Mark Lawrence on fantasy’s “born to magic” aspect:
The main difference between fantasy and science fiction is the nature of the fake science (magic) they present us with. Generally the technology resulting from science is available to anybody to buy or discover given sufficient reserves of money, intelligence, infrastructure etc. It’s an egalitarian form of “magic”. To use a warp drive or phaser gun doesn’t require you to be born special.
Magic, on the other hand, often requires you to be born “magic”. Fantasy is rife with chosen ones, singular heroes whose talents allow them to change the course of history, wielders of magic that is available to them alone or to some elite that were born special.
I think there are several aspects Lawrence is missing.
(1) If the dividing line between fantasy and science-fiction is “universal access to weird stuff” vs “genetically-determined access to weird stuff”, you run into difficulties. By Lawrence’s reasoning, X-Men (people being born with special powers) is fantasy, despite the fact that the underlying explanation is gene mutation (i.e. a science-fictional scenario). Alternatively, the necromancy in Wise Phuul (taught as a school subject in the Viiminian Empire) is science-fiction, despite the fact that it is, well, magic.
(2) Even in settings where magic is a limited resource, the Harry Potter-style wizards/muggles divide is hardly universal. Indeed, looking across the genre, you have all sorts of variations on how magic users obtain their abilities – from it being something that anyone can learn (Patrick Rothfuss’ sympathy), to something anyone can access from a source (the earthpower in Thomas Covenant), to something that is purely the domain of supernatural beings (Tolkien’s Istari are de facto minor angels), to something dependent on one’s god (George R.R. Martin’s R’hllor worshippers), to being a matter of folk wisdom and psychological manipulation (Terry Pratchett’s Witches). One even sees this distinction in Dungeons & Dragons, between wizards (magic from study), sorcerers (magic from innate ability), and warlocks (magic from pacts). Real-world magical traditions tend to be a combination of study, ritual, and interacting with the allegedly supernatural – there is very little emphasis on the practitioner’s ancestry. By Lawrence’s reasoning, such “real-world” magic would fall under science-fiction.
(3) Even in settings where there *is* a wizard/muggle divide, there is no need for the protagonist to be a wizard. Sam Vimes lives in a city where magic objectively exists – but he is strictly non-magical himself. Conan the Barbarian is also very much a muggle, but that doesn’t stop him chopping and slicing his way through evil sorcerers. Locke Lamora doesn’t do magic, but he deals with bondsmagi. Jon Snow and Bran Stark may have innate warging ability, but Tyrion Lannister doesn’t. Et cetera. Rather than focusing on the 1% in such a setting, why not focus on one of the 99%?

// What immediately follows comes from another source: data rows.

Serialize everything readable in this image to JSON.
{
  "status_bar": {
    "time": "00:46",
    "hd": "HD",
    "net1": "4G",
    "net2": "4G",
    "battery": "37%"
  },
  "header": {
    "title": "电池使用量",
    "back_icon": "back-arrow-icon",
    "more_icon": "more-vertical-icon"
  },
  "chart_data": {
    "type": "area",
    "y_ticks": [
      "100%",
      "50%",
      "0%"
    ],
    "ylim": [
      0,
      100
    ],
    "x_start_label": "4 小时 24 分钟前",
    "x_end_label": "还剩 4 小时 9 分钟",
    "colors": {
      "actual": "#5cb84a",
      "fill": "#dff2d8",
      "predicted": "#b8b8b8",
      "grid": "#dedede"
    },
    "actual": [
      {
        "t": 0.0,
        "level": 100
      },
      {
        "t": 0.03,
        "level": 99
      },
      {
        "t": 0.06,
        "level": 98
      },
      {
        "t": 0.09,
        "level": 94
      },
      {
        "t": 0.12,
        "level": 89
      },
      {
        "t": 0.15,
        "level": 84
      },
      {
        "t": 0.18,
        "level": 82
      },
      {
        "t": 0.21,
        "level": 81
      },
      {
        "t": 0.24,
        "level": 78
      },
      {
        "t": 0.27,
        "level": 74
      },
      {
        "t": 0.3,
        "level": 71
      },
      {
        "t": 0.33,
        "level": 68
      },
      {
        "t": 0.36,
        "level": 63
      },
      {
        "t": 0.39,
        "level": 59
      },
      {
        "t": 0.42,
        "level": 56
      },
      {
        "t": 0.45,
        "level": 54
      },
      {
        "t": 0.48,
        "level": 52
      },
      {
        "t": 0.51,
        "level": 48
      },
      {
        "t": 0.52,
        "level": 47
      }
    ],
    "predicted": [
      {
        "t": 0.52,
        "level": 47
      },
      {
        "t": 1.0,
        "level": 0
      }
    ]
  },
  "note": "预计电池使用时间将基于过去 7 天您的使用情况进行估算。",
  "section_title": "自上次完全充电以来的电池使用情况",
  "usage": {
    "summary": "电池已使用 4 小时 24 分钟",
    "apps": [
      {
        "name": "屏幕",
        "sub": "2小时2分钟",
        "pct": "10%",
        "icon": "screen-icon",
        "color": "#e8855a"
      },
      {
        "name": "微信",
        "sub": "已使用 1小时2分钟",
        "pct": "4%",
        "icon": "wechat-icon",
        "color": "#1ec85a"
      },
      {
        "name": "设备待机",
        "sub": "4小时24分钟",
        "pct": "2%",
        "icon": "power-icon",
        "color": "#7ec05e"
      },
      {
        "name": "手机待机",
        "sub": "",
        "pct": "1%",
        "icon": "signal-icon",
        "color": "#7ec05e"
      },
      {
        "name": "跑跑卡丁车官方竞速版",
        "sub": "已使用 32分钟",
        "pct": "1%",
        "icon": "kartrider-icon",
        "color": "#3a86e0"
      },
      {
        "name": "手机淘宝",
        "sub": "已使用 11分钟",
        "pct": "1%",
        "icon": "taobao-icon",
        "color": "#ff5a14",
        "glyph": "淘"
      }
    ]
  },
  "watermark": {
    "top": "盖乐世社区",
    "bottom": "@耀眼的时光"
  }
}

(4) It is perfectly possible for science-fictional works to be every bit as elitist as Lawrence alleges fantasy works to be. Indeed, the entire basis of Roger Zelazny’s Lord of Light is that a particular caste have got their hands on a technological means of reincarnation – which they keep for themselves, and use to control others.
(5) Just because a magic system is (in theory) meritocratic doesn’t mean the end result is particularly utopian. Taking Wise Phuul as an example (it feels wrong citing my own work in this scenario, but let’s run with it anyway), necromancy is not only universally accessible, but one’s ability to do it is entirely independent of ancestry, gender or sexuality. That does not stop the development of a class system, or socio-economic factors playing a key role in determining how well one does at examination time.